To some extent the legal obstacles were already covered in all the previous articles I wrote about gay rights and obstacles. The legal obstacles are the same as the issues concerning same-sex marriage-acts, financial benefits for married couples, no discrimination laws, etc. Although there are many discriminate laws against LGBT people around the globe, there are also a positive movement to grant more protection for the gay community. One of these positive movements is the proposed International Human Rights Defence Act that was introduced by Senator Ed Markey and is being debated at this very moment. This act asks for a high-level post at the US Department of State to address violence and discrimination against LGBT members worldwide.
That is but the newest example of a movement trying to destroy the many obstacles in the lives of gay people. Throughout the world countries are debating whether same-sex marriages should be legalised and in many countries it seems as if it is only a question of time before it is legalised.
Unfortunately the opposite is also true. More than 40 % of the member countries of the UN still propagate homophobia and have discriminating laws against the LGBT community. There is still an increase in violent behavior against gay people across the globe. In 2013 both Uganda and Nigeria adopted more discriminating laws against lgbt persons and anybody that support them. Although the US proposed to cut funding to countries with anti-homosexual laws, the US itself still have a long way to go in convincing its own residents of the wrongful nature of homophobia. As an example, most of the US states still doesn’t allow same-sex marriages.
The legal rights of the LGBT community differs considerably from country to country, but while only 14 UN countries allow same-sex marriages it should be clear that there still lies a long walk to freedom before us. As a citizen of South Africa I realise that many people believe we are on the forefront of legal rights and yet the law and people attitudes doesn’t always meet. Many South African politicians, including the current president of South Africa, made public homophobic statements in the past that shows that our race is far from over.

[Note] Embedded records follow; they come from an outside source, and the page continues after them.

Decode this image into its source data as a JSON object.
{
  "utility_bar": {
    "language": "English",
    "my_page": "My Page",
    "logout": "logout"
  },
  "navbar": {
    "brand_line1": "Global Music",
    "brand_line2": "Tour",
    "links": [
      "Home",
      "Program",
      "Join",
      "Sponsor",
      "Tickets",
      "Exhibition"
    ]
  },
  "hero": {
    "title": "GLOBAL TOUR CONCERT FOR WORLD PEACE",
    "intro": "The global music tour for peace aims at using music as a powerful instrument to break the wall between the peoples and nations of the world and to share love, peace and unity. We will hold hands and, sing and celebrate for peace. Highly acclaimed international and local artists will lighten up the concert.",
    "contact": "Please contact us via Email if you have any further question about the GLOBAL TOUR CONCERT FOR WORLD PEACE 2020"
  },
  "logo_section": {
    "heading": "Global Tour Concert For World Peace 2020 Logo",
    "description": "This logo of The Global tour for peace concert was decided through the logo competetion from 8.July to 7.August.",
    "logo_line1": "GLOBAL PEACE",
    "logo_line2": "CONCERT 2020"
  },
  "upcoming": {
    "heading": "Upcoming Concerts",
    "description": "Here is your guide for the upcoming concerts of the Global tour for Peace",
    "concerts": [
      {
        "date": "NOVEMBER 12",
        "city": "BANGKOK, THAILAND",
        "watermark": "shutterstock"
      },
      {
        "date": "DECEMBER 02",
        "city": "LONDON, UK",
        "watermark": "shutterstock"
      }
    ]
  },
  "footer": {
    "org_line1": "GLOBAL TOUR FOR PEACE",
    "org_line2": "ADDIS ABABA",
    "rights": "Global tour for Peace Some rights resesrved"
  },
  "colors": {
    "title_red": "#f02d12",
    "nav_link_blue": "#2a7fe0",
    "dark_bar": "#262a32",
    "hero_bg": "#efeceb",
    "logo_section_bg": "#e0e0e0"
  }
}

Homophobia isn’t only condoned by most governments in the world, it is written amongst their laws. Even in the 14 gay-free countries laws against discrimination aren’t always followed by the law enforces. As an example there are still many homophobic actions done by law enforcement in South Africa. Complaints about these actions aren’t always taken seriously. It is senseless to have anti-discrimination laws if they aren’t enforced.